=== ACTIVITY ===
Could you filter the records below and return each line that holds "author"?

Excerpts from an interface dataset
+===+

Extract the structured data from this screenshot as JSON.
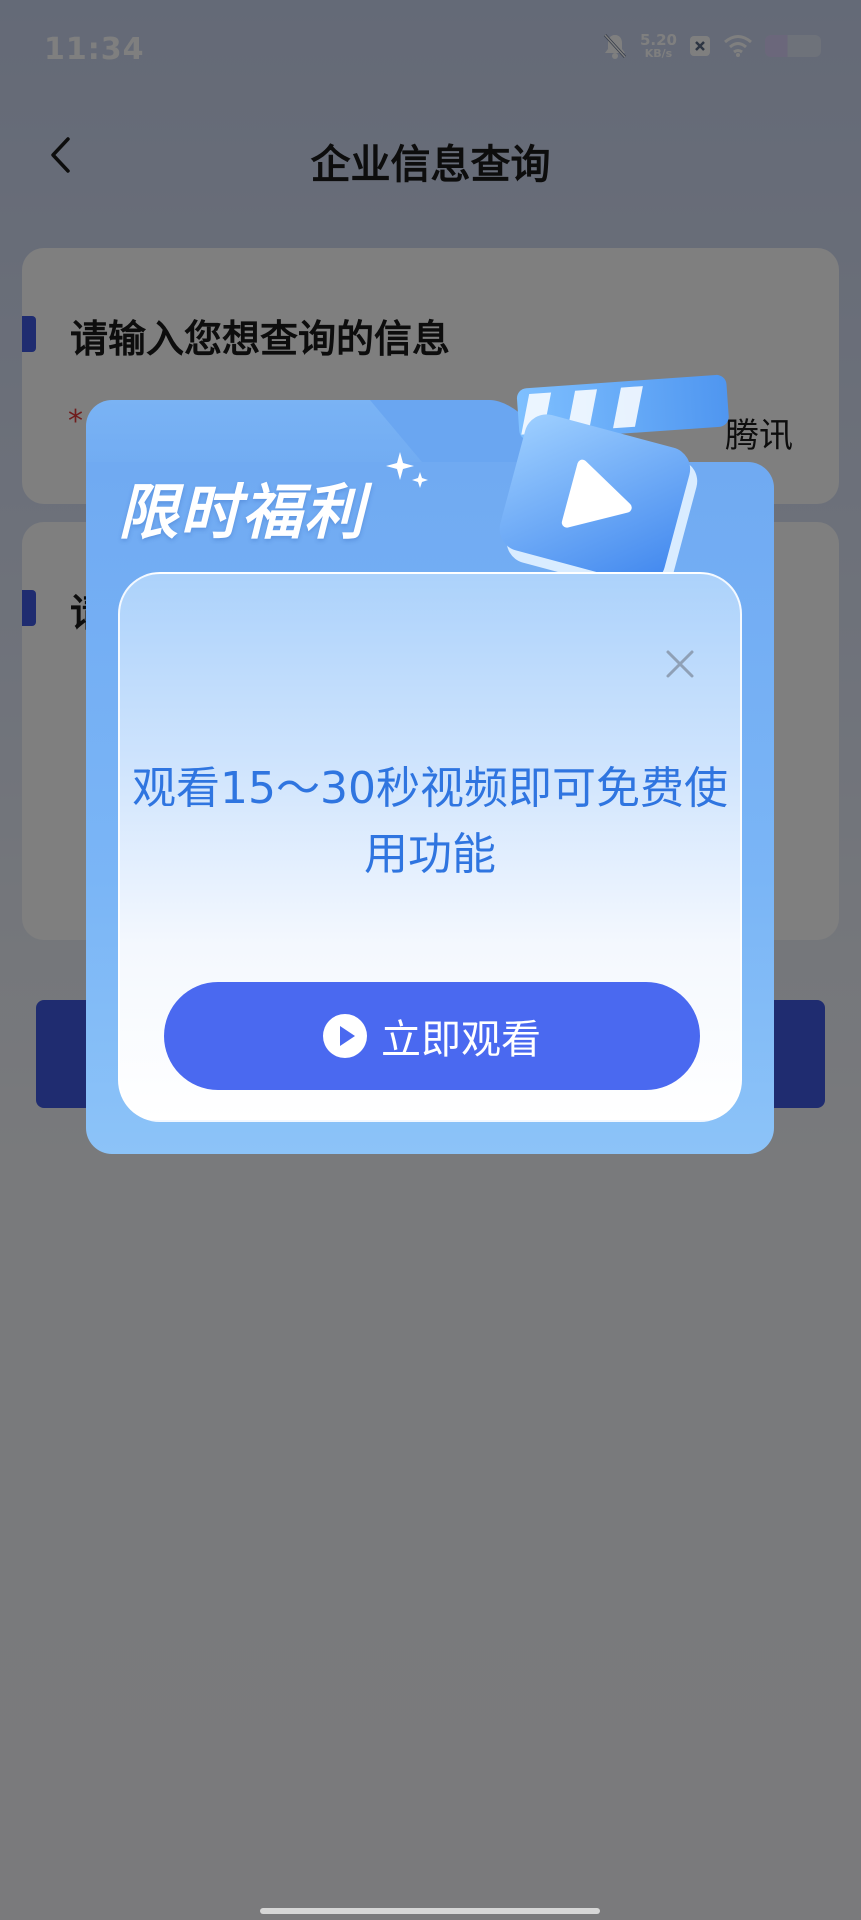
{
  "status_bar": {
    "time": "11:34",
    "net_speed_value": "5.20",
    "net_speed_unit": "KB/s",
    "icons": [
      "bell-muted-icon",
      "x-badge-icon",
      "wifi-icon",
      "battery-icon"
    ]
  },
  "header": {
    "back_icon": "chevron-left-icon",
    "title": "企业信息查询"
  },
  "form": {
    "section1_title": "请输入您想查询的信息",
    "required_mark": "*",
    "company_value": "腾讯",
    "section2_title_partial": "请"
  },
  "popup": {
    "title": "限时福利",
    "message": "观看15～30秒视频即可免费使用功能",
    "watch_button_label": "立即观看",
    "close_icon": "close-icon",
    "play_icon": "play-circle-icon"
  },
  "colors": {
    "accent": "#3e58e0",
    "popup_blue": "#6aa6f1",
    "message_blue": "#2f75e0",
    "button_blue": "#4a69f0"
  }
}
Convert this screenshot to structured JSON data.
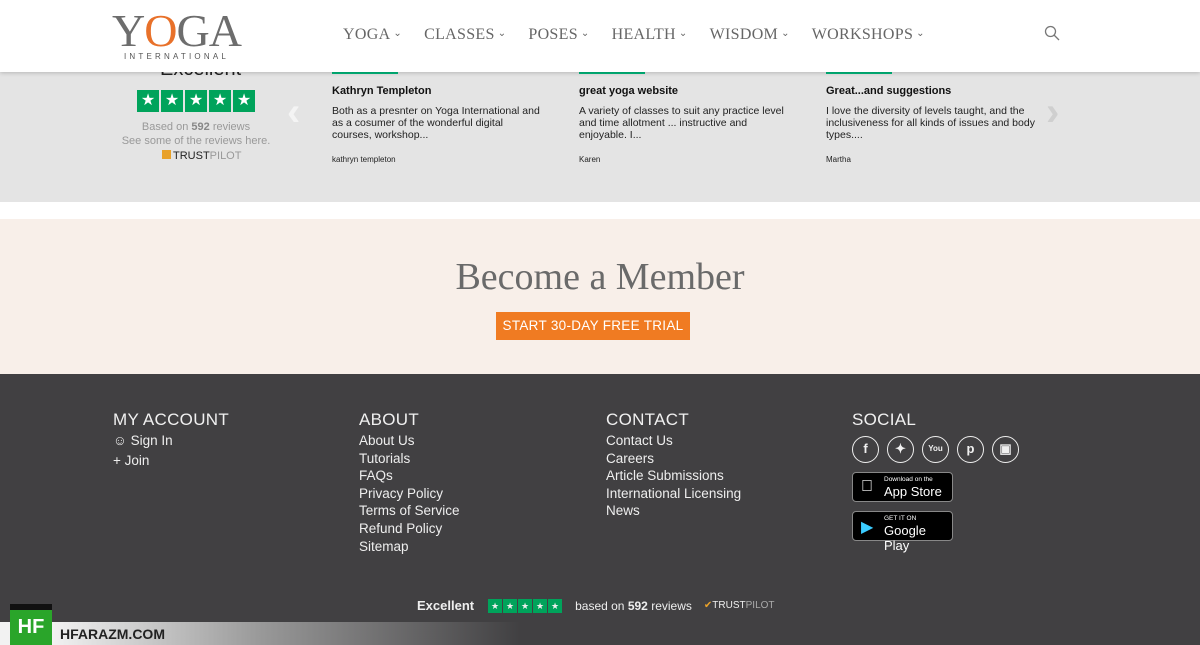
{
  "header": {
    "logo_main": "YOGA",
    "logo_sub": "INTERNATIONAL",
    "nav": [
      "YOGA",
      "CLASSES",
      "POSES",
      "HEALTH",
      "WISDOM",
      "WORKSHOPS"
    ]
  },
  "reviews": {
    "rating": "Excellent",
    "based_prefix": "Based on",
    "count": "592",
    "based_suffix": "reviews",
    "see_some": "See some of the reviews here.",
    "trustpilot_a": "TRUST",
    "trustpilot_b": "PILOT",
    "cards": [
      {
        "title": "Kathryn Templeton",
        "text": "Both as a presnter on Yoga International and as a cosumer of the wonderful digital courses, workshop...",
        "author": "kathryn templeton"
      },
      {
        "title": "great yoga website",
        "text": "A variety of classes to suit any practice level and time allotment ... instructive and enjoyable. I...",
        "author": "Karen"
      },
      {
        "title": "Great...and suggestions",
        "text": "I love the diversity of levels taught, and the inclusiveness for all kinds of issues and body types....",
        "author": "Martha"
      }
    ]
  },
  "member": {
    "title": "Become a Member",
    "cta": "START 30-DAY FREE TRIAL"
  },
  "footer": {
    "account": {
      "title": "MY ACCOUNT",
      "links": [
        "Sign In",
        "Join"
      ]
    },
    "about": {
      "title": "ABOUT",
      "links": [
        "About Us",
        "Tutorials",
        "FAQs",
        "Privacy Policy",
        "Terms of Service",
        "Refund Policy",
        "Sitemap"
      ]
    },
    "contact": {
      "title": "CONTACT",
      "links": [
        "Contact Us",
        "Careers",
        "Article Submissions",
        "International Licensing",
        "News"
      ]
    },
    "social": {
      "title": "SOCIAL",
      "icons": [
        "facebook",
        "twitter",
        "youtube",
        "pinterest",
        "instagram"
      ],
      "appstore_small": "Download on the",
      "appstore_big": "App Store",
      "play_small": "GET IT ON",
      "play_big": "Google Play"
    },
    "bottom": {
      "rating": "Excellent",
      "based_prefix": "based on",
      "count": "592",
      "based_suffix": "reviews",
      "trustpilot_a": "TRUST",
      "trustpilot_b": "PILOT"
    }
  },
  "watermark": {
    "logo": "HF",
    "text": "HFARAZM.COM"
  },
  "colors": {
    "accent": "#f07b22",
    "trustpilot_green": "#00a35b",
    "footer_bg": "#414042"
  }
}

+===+

=== SOLUTION TO THIS EXERCISE ===
        "author": "kathryn templeton"
        "author": "Karen"
        "author": "Martha"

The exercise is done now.